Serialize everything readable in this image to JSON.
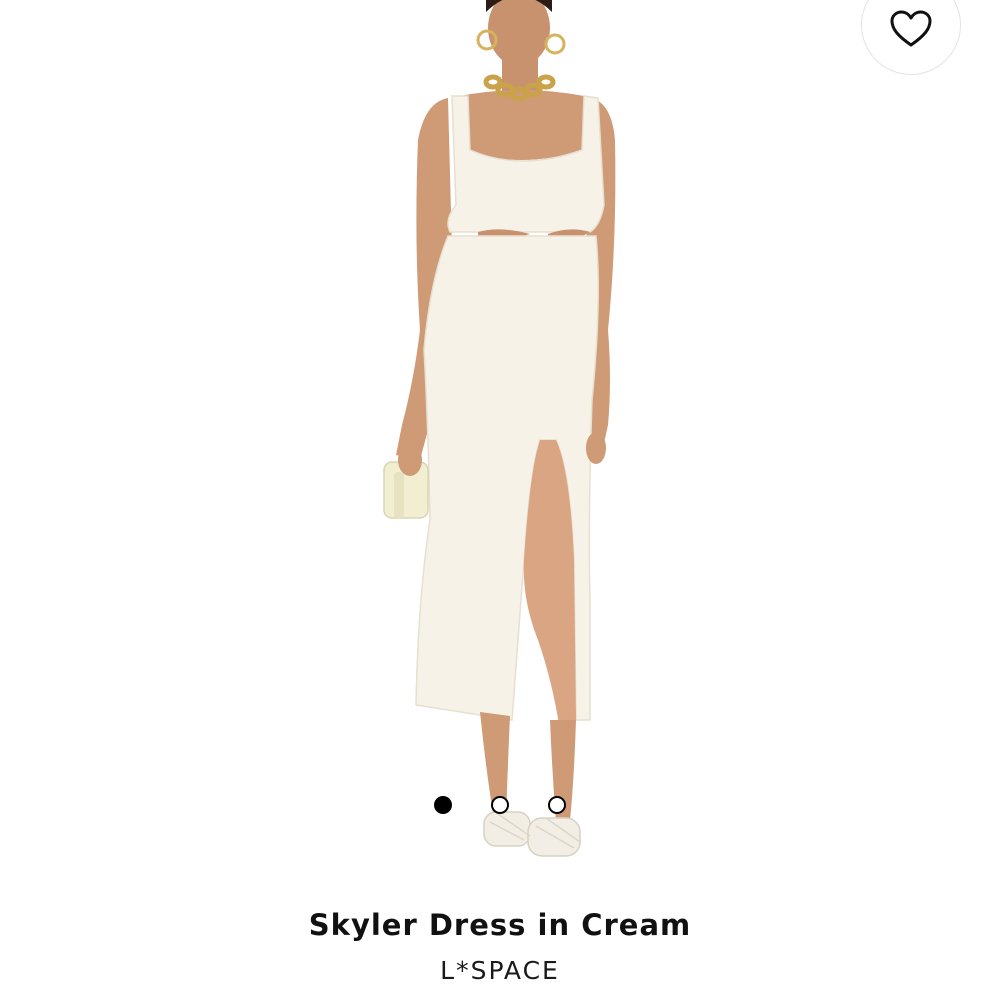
{
  "product": {
    "title": "Skyler Dress in Cream",
    "brand": "L*SPACE"
  },
  "carousel": {
    "slide_count": 3,
    "active_index": 0
  },
  "wishlist": {
    "icon": "heart-outline-icon"
  },
  "colors": {
    "background": "#ffffff",
    "dress": "#f6f2e8",
    "skin": "#d8a582",
    "accent": "#000000"
  }
}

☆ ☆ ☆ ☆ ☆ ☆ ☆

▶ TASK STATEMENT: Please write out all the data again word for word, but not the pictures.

▶ OUTPUT BELOW:
Serialize everything readable in this image to JSON.
{
  "product": {
    "title": "Skyler Dress in Cream",
    "brand": "L*SPACE"
  },
  "carousel": {
    "slide_count": 3,
    "active_index": 0
  },
  "wishlist": {
    "icon": "heart-outline-icon"
  },
  "colors": {
    "background": "#ffffff",
    "dress": "#f6f2e8",
    "skin": "#d8a582",
    "accent": "#000000"
  }
}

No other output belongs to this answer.